## EXTRACTED DATA:
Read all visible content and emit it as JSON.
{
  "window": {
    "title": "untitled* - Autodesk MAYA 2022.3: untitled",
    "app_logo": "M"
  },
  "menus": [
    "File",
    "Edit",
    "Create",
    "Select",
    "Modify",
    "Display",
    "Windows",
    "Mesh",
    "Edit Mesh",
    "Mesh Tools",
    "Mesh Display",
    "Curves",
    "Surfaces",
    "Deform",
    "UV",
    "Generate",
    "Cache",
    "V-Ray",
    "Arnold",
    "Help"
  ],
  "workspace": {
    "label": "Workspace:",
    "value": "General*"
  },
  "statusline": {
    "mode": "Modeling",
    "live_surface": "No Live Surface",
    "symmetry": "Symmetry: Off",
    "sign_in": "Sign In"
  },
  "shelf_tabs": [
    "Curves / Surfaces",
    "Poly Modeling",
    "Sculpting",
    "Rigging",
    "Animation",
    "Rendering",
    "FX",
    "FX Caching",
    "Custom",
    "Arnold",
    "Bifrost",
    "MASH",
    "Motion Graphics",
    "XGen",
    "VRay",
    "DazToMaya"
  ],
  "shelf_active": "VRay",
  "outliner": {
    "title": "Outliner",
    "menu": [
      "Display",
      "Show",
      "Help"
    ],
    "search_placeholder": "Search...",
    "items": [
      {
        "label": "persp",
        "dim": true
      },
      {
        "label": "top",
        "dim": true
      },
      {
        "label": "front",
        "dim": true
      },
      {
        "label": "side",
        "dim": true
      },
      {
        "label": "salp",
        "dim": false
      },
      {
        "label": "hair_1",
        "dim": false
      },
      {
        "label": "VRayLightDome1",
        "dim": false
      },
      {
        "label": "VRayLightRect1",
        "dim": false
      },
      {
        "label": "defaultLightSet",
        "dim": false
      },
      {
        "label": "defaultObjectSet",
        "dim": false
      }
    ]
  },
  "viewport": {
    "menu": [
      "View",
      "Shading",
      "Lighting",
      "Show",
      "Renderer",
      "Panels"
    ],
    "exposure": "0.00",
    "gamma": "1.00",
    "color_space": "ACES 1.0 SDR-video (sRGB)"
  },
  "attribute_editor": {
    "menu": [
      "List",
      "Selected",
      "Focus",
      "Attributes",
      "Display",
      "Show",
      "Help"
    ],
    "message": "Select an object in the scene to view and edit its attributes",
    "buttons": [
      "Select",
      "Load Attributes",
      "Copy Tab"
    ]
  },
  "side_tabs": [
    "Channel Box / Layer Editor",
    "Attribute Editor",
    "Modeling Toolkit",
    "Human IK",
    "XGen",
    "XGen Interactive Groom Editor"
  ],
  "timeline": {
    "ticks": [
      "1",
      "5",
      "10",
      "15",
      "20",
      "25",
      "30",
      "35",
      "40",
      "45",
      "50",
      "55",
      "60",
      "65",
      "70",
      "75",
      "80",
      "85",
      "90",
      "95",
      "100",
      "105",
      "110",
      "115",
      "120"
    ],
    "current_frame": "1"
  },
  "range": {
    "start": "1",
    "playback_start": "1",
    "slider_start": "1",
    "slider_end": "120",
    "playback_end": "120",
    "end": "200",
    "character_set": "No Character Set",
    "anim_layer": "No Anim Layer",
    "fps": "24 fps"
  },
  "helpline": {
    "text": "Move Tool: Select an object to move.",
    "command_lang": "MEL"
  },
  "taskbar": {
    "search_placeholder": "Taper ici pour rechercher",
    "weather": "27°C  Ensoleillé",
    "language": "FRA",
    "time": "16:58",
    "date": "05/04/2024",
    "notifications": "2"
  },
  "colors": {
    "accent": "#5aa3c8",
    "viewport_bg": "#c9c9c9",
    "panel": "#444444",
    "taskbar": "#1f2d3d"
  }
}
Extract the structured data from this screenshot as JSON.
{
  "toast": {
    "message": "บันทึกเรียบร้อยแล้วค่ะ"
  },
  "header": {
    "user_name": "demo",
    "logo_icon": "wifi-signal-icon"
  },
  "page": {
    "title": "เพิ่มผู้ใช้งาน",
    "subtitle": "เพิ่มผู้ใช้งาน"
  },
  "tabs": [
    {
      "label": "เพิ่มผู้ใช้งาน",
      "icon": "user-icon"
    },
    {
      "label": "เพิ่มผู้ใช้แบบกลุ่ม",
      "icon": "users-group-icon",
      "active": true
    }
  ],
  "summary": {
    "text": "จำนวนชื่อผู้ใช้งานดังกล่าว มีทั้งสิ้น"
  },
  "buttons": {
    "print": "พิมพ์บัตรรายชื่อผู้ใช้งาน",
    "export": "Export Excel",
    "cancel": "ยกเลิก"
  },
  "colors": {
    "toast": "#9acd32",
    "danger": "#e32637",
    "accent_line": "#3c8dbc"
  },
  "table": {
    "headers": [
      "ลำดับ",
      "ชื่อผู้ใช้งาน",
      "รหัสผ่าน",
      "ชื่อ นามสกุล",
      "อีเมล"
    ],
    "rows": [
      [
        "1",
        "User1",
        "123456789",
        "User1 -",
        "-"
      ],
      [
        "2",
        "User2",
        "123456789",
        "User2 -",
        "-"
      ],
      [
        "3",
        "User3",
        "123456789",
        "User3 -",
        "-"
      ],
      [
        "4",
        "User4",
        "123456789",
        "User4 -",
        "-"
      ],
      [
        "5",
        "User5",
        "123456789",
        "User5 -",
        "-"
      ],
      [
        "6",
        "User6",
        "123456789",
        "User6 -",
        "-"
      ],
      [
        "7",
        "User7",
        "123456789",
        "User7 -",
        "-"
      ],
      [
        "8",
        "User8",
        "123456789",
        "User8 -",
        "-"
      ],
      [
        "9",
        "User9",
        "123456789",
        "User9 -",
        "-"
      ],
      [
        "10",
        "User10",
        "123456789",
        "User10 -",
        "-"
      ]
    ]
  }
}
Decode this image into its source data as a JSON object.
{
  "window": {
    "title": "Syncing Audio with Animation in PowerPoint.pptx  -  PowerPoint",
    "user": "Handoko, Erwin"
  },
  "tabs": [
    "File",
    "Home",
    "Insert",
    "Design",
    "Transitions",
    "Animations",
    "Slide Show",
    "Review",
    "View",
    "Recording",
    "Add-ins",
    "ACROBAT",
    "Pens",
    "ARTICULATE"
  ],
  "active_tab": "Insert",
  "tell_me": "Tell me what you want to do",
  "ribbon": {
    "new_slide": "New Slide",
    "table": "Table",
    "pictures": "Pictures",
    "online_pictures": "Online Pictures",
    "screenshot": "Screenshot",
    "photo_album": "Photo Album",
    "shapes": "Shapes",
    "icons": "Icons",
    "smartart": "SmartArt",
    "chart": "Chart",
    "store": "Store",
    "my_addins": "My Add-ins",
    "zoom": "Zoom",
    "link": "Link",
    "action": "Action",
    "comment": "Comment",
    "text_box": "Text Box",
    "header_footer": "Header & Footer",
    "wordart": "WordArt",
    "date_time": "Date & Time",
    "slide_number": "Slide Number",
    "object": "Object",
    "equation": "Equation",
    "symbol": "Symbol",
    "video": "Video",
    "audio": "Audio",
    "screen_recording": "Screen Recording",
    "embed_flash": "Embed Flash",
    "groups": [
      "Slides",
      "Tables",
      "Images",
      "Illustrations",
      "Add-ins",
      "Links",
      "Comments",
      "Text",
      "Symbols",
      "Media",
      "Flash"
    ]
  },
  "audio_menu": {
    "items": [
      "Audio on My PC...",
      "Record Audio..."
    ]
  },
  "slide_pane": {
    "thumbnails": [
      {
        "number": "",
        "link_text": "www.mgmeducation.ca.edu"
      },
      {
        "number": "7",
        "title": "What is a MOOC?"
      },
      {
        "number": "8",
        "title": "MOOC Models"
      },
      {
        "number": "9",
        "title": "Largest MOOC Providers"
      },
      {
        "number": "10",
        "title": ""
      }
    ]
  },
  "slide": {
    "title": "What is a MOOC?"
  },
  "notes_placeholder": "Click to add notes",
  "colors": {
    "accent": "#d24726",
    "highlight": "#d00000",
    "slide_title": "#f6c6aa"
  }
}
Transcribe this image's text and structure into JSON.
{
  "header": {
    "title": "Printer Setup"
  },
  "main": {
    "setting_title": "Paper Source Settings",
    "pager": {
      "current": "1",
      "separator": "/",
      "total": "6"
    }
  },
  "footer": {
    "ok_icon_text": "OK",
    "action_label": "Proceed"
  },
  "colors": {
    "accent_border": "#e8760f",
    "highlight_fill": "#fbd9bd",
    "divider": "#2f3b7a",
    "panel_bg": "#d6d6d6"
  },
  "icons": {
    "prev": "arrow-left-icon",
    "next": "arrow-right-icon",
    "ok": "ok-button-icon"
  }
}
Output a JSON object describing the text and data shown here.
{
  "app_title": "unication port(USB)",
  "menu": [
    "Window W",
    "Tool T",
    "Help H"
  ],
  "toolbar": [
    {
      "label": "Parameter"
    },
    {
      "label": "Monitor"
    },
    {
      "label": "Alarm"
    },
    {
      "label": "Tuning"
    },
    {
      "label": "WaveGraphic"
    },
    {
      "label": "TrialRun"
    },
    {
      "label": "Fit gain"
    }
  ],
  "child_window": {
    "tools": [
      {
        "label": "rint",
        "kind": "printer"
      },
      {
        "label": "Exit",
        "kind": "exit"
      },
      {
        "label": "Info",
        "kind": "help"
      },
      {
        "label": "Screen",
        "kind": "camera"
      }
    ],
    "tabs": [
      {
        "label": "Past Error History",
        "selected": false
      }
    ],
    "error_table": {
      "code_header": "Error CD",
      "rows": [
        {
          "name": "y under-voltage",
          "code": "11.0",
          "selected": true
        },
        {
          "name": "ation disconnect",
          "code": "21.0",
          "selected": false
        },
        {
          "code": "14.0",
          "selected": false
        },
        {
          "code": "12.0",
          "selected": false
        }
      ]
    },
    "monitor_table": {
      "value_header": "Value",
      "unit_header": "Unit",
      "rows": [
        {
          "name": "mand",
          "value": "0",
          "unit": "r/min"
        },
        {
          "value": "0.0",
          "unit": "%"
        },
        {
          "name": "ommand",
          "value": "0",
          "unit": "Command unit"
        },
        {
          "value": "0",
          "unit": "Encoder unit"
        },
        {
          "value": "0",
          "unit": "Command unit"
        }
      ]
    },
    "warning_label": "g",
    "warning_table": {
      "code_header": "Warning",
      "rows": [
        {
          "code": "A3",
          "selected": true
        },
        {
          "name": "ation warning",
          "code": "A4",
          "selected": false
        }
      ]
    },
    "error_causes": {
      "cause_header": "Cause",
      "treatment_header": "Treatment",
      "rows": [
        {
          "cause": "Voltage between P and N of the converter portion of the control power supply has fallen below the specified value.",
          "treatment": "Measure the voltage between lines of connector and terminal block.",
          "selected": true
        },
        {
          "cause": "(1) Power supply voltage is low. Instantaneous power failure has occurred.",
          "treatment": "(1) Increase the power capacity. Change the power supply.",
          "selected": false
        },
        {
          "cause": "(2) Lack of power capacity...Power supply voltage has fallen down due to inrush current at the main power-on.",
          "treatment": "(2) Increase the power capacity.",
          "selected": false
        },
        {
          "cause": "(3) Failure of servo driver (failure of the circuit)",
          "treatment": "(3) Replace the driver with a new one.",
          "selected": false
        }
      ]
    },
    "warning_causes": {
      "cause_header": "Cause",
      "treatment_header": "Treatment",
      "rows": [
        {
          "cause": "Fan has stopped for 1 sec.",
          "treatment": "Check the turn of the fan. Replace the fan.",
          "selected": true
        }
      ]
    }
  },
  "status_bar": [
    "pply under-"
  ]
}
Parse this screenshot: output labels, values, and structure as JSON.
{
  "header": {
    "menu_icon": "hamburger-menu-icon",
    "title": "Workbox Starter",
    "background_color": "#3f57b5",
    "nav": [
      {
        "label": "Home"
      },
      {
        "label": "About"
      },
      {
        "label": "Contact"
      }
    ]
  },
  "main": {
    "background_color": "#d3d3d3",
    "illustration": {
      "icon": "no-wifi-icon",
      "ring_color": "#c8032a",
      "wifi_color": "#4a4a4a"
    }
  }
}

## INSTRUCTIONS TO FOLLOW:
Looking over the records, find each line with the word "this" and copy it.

## REPLY:
Extract the structured data from this screenshot as JSON.
Decode this image into its source data as a JSON object.
Transcribe this image's text and structure into JSON.
Parse this screenshot: output labels, values, and structure as JSON.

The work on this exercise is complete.